group-of-female-friends

I’m tired of screaming…I am a woman

Earlier last year, I sat with a woman at dinner who inquired whether or not having children was something she was missing out on. She indicated that she had no viable prospects of a relationship that would produce children and she wondered if she truly were missing out on motherhood. I pondered her question seriously and replied that “Children are a personal choice and not a requirement.” I began to tell her my story and how I didn’t want children until that wasn’t an option for me. I told her that since I had my son, I can’t imagine my life without him because I’m a better human being with him. But, motherhood is a personal choice and doesn’t define you.

Lately though, her comment has been replaying in my mind even with my girlfriends who have never been married or have children. Some want to wait until marriage to have children and others are willing to take matters in their own hands and wombs because the choices are slim pickings. But, I sit here thinking are we rushing to make choices as women because we truly want children or we think that children somehow define us as women? The notion of…I gave birth therefore I am a mom? Well, last week, I read how Jennifer Anniston sat down with Carson Daly to discuss her life for a Today show episode. This quote that she said immediately caught my attention:

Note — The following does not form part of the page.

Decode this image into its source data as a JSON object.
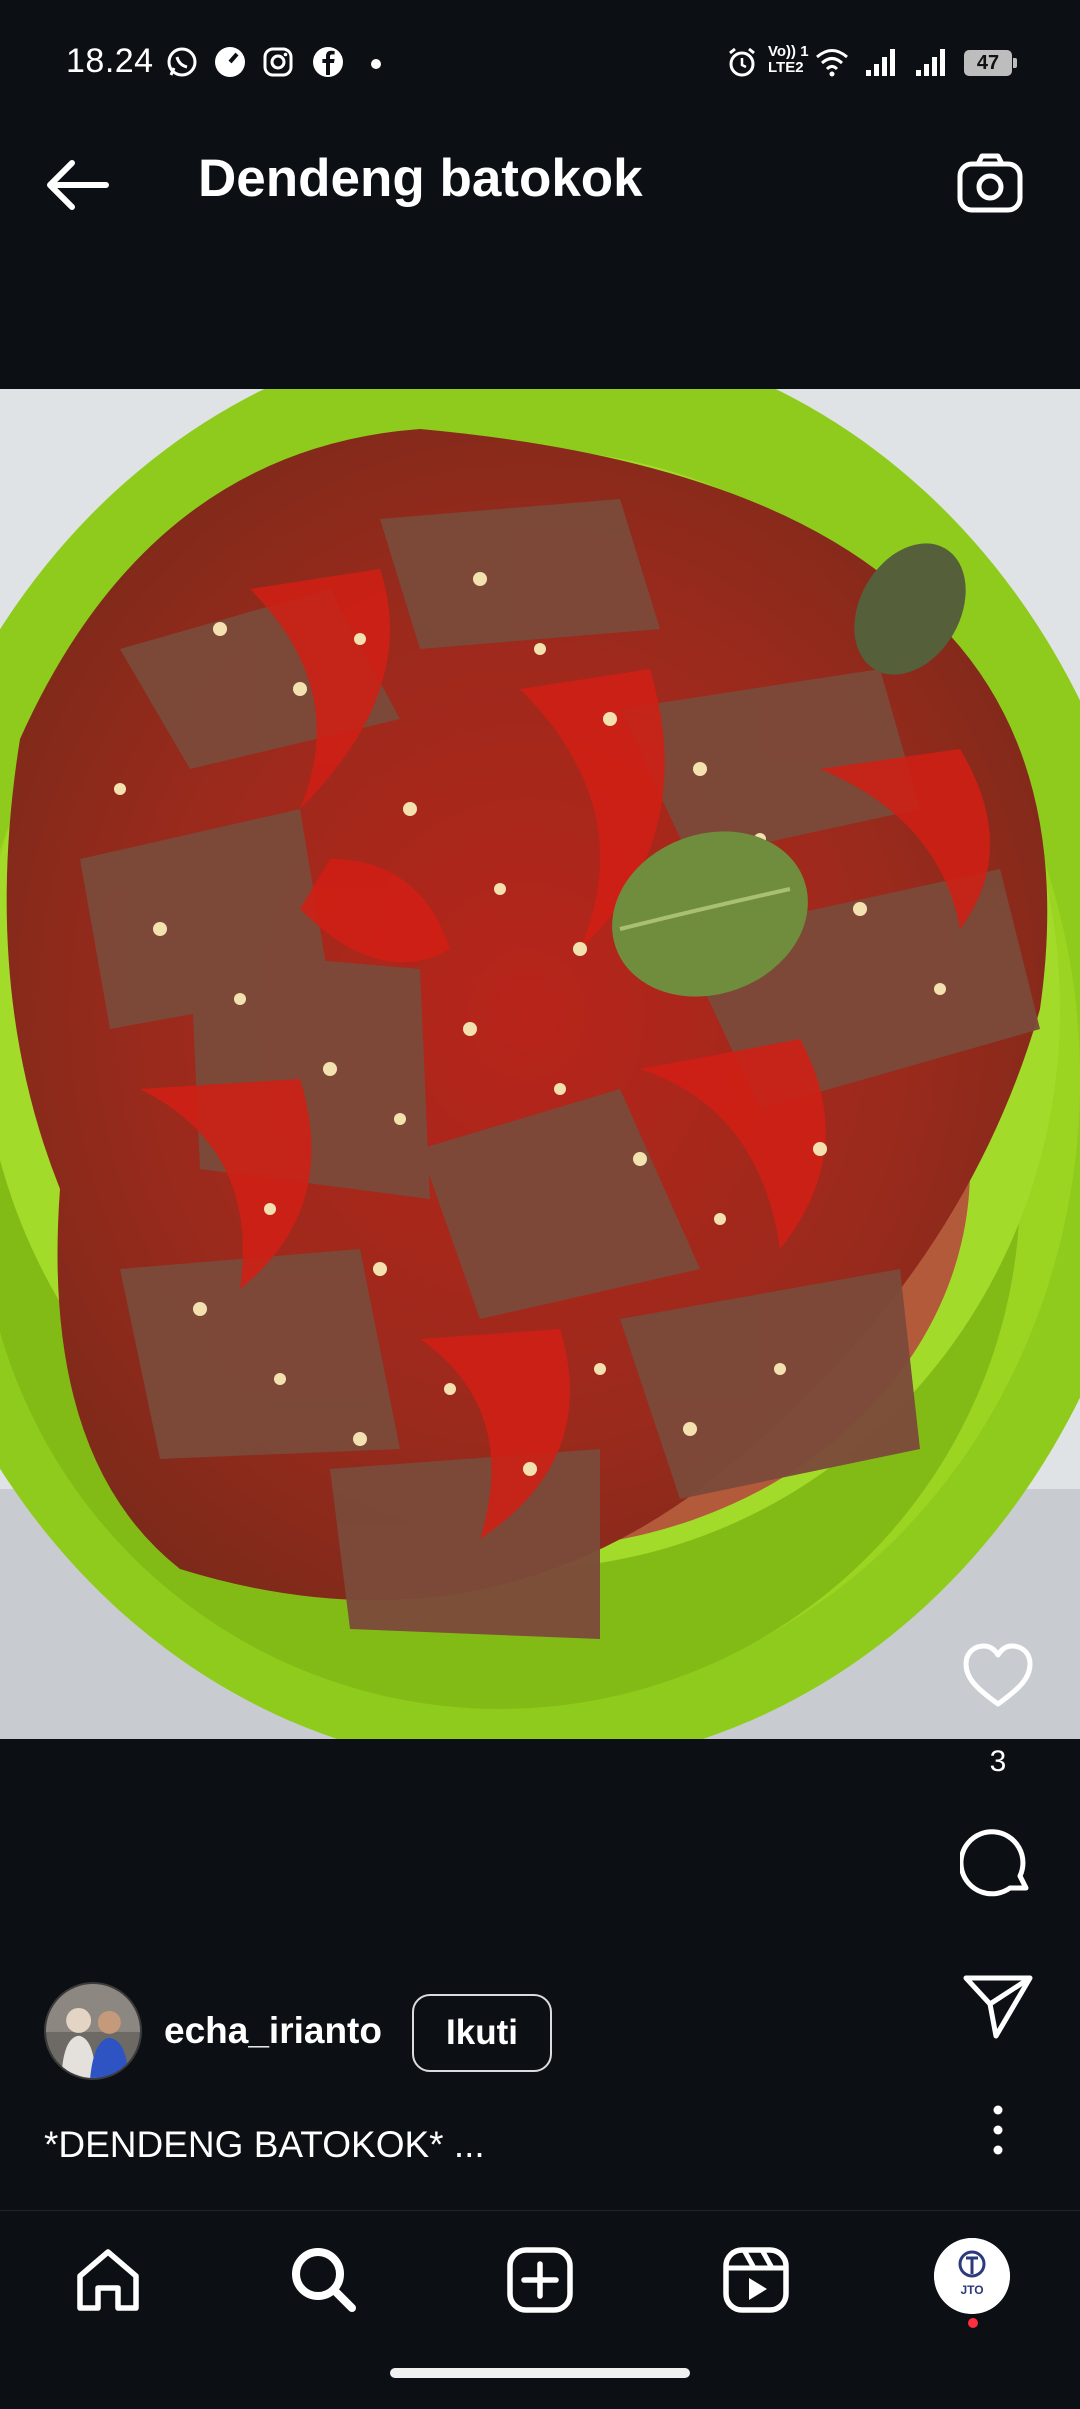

“I don’t have this sort of checklist of things that have to be done, and…if they’re not checked, then I’ve failed some part of my feminism or my being a woman or my worth and my value as a woman because I haven’t birthed a child”. “I’ve birthed a lot of things, and I feel like I’ve mothered many things”. “And I don’t feel like it’s fair to put that pressure on people.”

Why does society think that having children defines whether a woman is truly a woman or even a feminist? They’re completely separate issues. I’m both a woman and a feminist and it didn’t take me birthing munch to figure this out. So, what is wrong with the rest of the world? Your value as a woman is not tied to your uterus. No more than a man’s value is tied to what is between his legs. We all have choices and believe it or not, there are a lot of women who chose not to have children and it’s none of our business. I remember the Sex in the City 2 movie where that woman couldn’t believe that Carrie and Big didn’t want to have children. Carrie explained how they loved children, but that they didn’t want to have any and the woman was speechless. She didn’t know what else to say and turned around and stopped talking to Carrie who she had idolized for years.

She couldn’t believe that any woman would not want children. Are we really that simple as a society? I never wanted children, but that didn’t mean that I didn’t want to fight for the causes that were close to my heart and spirit. Motherhood is a personal choice and I think if more people thought about it there would be fewer abandoned or abused children. But, consider this for a moment…Everyday that I wake up and write a post or give my perspective on current issues affecting women aren’t I still birthing something? Creativity? Kindness? Am I now worthy to be valued?

Feminism is the advocacy of women’s rights on the grounds of political, social, and economic equality to men.

I am a woman. I am a mother. There are many different parts that make up me. I am bigger than the sum, but my value is NOT determined by society’s expectations of me. I will do things on my own terms and in my own way and you will have to accept it or not. But, don’t link my fight for women’s rights as a sign that I am better than other women because I chose to have children. Feminism means I value equality. I will fight. The fight lives within me. Always.

feminism-kate-nash-norwichtabcouk